All of these things are horrible, painful, uncomfortable, frustrating and embarrassing. But the thing that nearly floored me was the grief.
When I started my periods, my mother told me something like: “It means that you’re now a woman.” So somehow my mind told me that if starting your periods makes you a woman, ending them stops you being a woman.
I don’t have children but it’s not something that has ever been an issue. I wasn’t in mourning for the loss of my ability to have a child, it was something deeper: the loss of promise, the loss of potential. Maybe the loss of sex appeal, however hard I tried to think about the gorgeousness of Helen Mirren.
I felt that I had lost myself. I didn’t know who I was. What was the point of me?
I didn’t even know how to dress. Now that I no longer possessed sexual potential, what was the point of my curves? And as I steadily put on weight (another delightful symptom of the perimenopause) I found myself shrouding my figure in unattractive clothes.
The low point came when I bought a beige polka dot fleece in the Millets’ sale, telling myself it would be warm, comfy and practical. The moment I put it on I realised the mistake I’d made. It was the fleece of despair; the menopause in the form of a garment.
When I was in my mid-teens I might be in a shop looking at clothes or makeup or records and I would sometimes get an extraordinary feeling of excitement, a physical sensation: a sudden shivery rush as if the world was about to open out to me with all its joy and potential and possibility. How I felt amid the disruption of the perimenopause was the precise opposite. It felt like life was closing down.
I turned 50 last year and to celebrate I had a period on my 50th birthday, my first in about six months and neatly timed to coincide with the fancy spa break my partner had sent me on. Tricky when you’re in a pair of paper pants on a massage table.
The websites tell me that I’ve not properly reached the menopause until it’s a full year after my last period. I know I’m nearly there. I feel calmer and happier now, I haven’t had a hot flush or a case of formication in a couple of years and the mood swings, while still there, are less scary than they were.
I’m still not sure of the point of me. I still don’t know how to dress my new heavier figure but I’m getting there. East and White Stuff make some very forgiving clothes, and my nearby Millets has closed down. I’ve even started wearing scarves.
I look back at the last six years, and the words I’ve written above, and I feel as if I’ve been self-indulgent. How could something so natural be so awful? How did I let this utterly normal process derail my life and my emotions so completely?

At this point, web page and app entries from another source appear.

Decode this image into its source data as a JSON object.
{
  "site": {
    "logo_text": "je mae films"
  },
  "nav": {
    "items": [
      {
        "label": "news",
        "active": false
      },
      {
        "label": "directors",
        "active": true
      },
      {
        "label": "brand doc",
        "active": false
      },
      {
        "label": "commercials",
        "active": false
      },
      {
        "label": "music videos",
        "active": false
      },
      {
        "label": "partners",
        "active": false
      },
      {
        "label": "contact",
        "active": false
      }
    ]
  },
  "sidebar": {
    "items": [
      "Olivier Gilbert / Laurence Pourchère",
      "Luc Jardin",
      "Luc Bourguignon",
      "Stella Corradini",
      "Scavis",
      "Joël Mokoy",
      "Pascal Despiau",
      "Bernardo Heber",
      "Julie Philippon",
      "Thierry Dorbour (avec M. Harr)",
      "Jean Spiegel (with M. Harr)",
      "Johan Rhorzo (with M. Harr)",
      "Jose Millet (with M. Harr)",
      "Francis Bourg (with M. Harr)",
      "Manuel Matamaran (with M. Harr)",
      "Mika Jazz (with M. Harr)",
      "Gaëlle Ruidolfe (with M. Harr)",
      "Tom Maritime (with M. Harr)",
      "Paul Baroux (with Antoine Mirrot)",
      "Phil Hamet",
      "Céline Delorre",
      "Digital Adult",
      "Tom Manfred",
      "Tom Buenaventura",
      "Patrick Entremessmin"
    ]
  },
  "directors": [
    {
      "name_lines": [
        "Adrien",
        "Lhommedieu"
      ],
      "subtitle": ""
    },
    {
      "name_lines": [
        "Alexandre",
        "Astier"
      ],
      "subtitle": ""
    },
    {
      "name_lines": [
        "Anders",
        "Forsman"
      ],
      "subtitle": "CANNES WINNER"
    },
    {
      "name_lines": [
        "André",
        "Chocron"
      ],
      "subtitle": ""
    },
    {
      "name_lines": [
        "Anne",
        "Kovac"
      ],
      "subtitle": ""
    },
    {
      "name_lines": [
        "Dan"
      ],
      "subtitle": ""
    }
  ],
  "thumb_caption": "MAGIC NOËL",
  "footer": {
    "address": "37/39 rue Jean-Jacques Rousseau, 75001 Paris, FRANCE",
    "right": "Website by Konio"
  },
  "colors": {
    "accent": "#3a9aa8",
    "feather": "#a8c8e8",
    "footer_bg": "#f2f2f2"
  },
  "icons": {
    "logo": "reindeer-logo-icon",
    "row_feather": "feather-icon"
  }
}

But it did, and it was horrible. I wish I’d had a friend who was going through the same thing at the same time.
We don’t talk to each other enough about the menopause. We just go “eeew” and shut our ears and hope it never happens. This is my attempt to rectify that.
For JoJo Smith, the menopause was the start of a new chapter. Read about her experience here.13584 Views
Jane Hill is a novelist who also does standup comedy. When she’s not doing either of those, she works for the BBC on local radio projects. She lives with her partner in rural Leicestershire and once reached the Mastermind semi-finals.